Wednesday the day of surgery finally came, we arrived and got set-up in the pre-op room. IVs were inserted and just before they were getting ready to put me under, the doctor came in and said he reviewed my charts again. He missed the depth of my melanoma and needed me to get more testing done. Surgery was postponed to Friday at the hospital where I would first go to Nuclear Medicine to pinpoint lymph nodes that if the cancer had spread would be on the path first to receive the cancer cells. Nuclear Medicine would mark in my arm pit where the lymph node removal would occur during surgery and it would be tested during surgery. Surgery would be about 5 hours and I would wake up to find out if it had spread. I remember trying to hold it together and get dressed. Walking out to the parking lot and breaking down.
The longest 48 hours of my life. It was full of thinking about what happens to my kids if it spread, what are my chances of surviving, what treatment options would there be, all the fear induced thoughts you can imagine.

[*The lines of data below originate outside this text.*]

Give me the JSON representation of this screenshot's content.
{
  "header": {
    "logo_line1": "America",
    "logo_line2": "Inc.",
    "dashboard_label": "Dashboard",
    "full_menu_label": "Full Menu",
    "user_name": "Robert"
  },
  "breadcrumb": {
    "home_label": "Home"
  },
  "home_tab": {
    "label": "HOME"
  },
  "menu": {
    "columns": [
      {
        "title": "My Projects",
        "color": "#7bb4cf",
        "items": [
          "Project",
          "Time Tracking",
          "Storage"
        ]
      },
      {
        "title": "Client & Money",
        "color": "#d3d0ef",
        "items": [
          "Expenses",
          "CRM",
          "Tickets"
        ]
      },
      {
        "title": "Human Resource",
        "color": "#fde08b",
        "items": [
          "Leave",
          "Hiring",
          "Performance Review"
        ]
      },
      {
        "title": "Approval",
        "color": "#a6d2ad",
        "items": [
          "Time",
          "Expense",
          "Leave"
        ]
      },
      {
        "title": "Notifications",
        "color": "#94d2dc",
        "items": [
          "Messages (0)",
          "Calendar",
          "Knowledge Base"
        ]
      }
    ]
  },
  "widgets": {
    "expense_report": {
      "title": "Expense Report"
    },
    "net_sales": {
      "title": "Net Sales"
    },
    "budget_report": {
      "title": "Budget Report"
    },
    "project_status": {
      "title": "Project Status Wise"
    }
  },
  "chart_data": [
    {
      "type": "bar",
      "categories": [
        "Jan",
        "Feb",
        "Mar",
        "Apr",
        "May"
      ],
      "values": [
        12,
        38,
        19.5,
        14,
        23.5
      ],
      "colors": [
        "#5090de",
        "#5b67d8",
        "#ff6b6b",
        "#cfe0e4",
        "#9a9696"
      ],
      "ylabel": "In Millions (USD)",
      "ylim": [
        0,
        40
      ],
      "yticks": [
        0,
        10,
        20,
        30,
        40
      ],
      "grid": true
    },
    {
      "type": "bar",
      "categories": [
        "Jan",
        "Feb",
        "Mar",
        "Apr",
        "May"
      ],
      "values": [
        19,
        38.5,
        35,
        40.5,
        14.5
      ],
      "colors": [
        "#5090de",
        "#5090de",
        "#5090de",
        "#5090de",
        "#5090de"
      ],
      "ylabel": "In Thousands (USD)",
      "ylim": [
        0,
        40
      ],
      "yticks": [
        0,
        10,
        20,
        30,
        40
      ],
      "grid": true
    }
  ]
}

Surgery came – 7 hours later I was cancer free. My lymph nodes were without any cancer cells. I awoke to the best news I could hear. Recovery took weeks, as there were about 75 stitches in the shape of a candy cane on my back right shoulder. Now started the healing and seeing my new dermatologist PA and Dr. at a different hospital. Within the next 4 months, I had six severe moles removed with biopsies followed by outpatient surgeries. I was about 2 weeks without stitches by December. My Dr. decided it was time for a break so I could mentally recover. Every time there was a biopsy, it was a waiting game – do I have cancer? Has it spread? The fear took hold of every thought.
Over the next few years, I would continue to have biopsies with severe or moderate moles followed by outpatient surgery. In total, I have had 16 outpatient surgeries since 2017 for moderate and severe moles. My skin checks are every 3-6 months. There is not a day that goes by that I do not think about “what if”. Daily skin checks. Umbrellas, hats, long sleeves, sunscreen, and cover-ups. Planning for my son’s baseball games wondering if there will be shade available. Checking my Apple watch for the UV index before stepping out of the house. I live with this new reality every day.
My new Dermatology team listens. They biopsy what I want them to and take what they think needs gone. We are a team that is treating my skin trying to stay ahead of another cancer diagnosis. I just had my 40th birthday – I spent the day after having an outpatient surgery for a spot on my abdomen. Not the way I imagined my 40th, but I am also thankful it is one less mole to worry about.
It is so important to advocate for yourself. If I had, the melanoma most likely would have been removed at the severe stage prior to cancer. Do not rely on doctors that rush you in and out the door. Do not rely on doctors that do not listen to your concerns. Find professionals that listen to you. Find professionals that look at your chart and take pictures. Find professionals that care about what they are doing and not looking at you as just another insurance claim.